Comments Off on TOW Missile Live Fire

Filed under ARMY TRAINING

The Armored Multipurpose Vehicle

The M113 entered service as the primary Armored Personnel Carrier for mechanized infantry formations around 1960. It also quickly became clear that its fundamentally sound design would be useful for many, many other roles, either in specialized variants or just for general usage. For instance, there are ambulance variants, and command post variants. The M113 was replaced as the prime carrier of the mechanized infantry by the M2 Bradley beginning in the early 1980s, but the M113 still soldiers on in these support roles. In fact, in the Armored Brigade Combat Team of today, there are more M113 variants in use than there are tanks or Bradleys.

http://media.defenceindustrydaily.com/images/LAND_M1064_Mortar_Carrier_lg.jpg

M1064 120mm Mortar Carrier based on the M113A3 chassis

But even though the upgrade of the fleet to the current M113A3 standard greatly improved the mobility of the carrier, it is rapidly becoming clear that the power, speed, cross country mobility, and ability to support command and control systems has reached the practical limit. It is time for a replacement vehicle.

The Army sees a need for roughly 3000 new vehicles. They want a new general purpose carrier, a mortar carrier, an ambulance, a command post, and a couple other versions.

What the Army doesn’t want is a clean sheet design, leading to a long, drawn out development program. The Army’s Future Combat System and Ground Combat Vehicle programs were disasters, costing billions of dollars in development, but not leading to any actual production contracts.

In fact, the Army knows exactly what it wants. It wants the basic hull and machinery of the Bradley, minus the turret.  A simple armored box, into which the appropriate mission equipment can be mounted. This stuff isn’t rocket science. In fact BAE Systems, the maker of the Bradley, has been trying to sell the Army various Bradley derivatives for years. And the basic Bradley chassis is quite sound, also serving as the basis for the M270 Multiple Launch Rocket System. Further, Bradley suspension and powertrain components were used to upgrade the AAV-7A1 Amtrac fleet, and are upgrading the M109A6 Paladin Integrated Product improved self propelled 155mm howitzer. Sharing that basic platform eases the supply and logistics train.

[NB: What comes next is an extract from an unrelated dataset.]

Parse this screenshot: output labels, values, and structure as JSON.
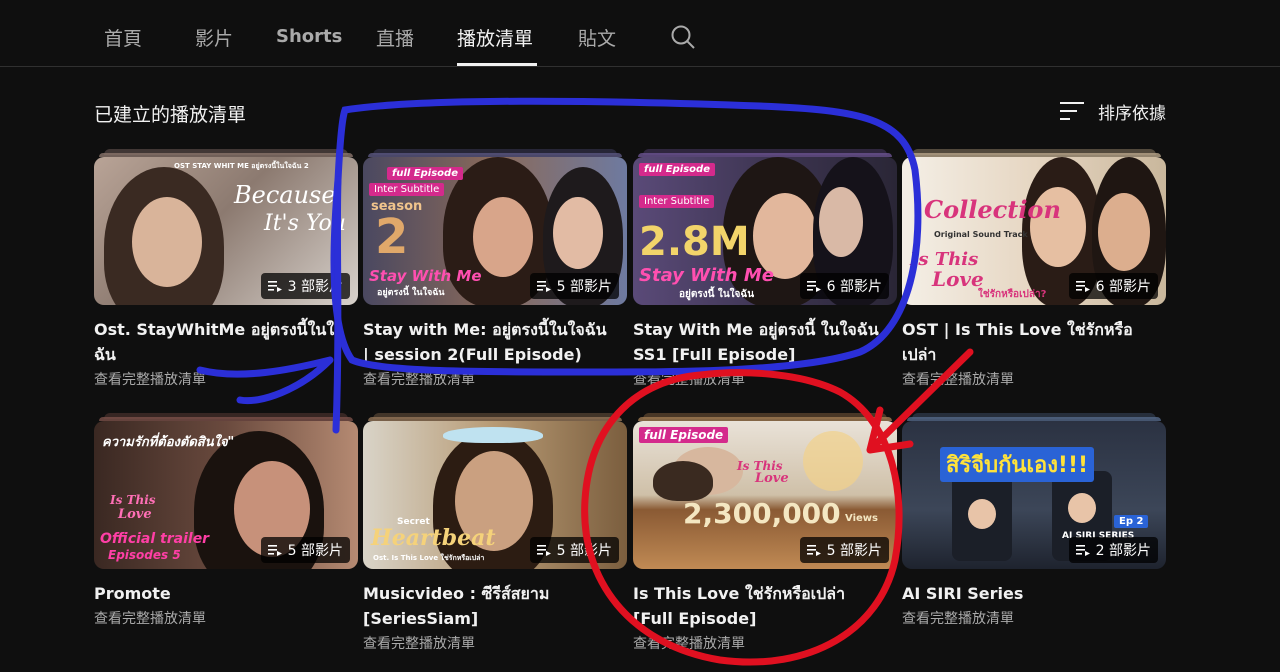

Of course, the DoD acquisition system is a nightmare. The Army can’t just pick up the phone and order what they want from BAE. They instead have to go through the internal acquisition process justifying the need for an M113 replacement, which takes time, manpower and money to realize something that everyone already knows. Then comes the fact that, when you start talking about spending a couple billion dollars, you have to take bids for contracts. So the Army published a Request For Proposals, or RFP. And in spite of very narrowly tailoring the RFP to pretty much say “we want to buy turretless Bradleys from BAE” the Army still ran into some trouble. General Dynamics, makers of the Stryker family of vehicles, protested to the Army that the RFP unfairly excluded Stryker variants from the competition. And they do have at least some point. At least one heavy BCT deployed to Iraq with Stryker ambulances in place of its M113 ambulances. But while a Stryker ambulance might have been suitable for Iraq, the Army can very easily see scenarios where such an ambulance would not be able to keep pace with tanks and Bradleys. That’s the whole point why it wants turretless Bradley vehicles.

General Dynamics has recently decided it won’t tie up the issue with a protest to the GAO (which would tie the program in knots for years). Instead, it will likely lean on friendly representatives in Congress to at least give them some small slice of the pie in future budgets. After all, the Army may want turretless Bradleys, but it can only buy what Congress tells it to.

Here’s the original “industry day” flyer on what the AMPV objectives were.

 

5 Comments

Filed under armor, army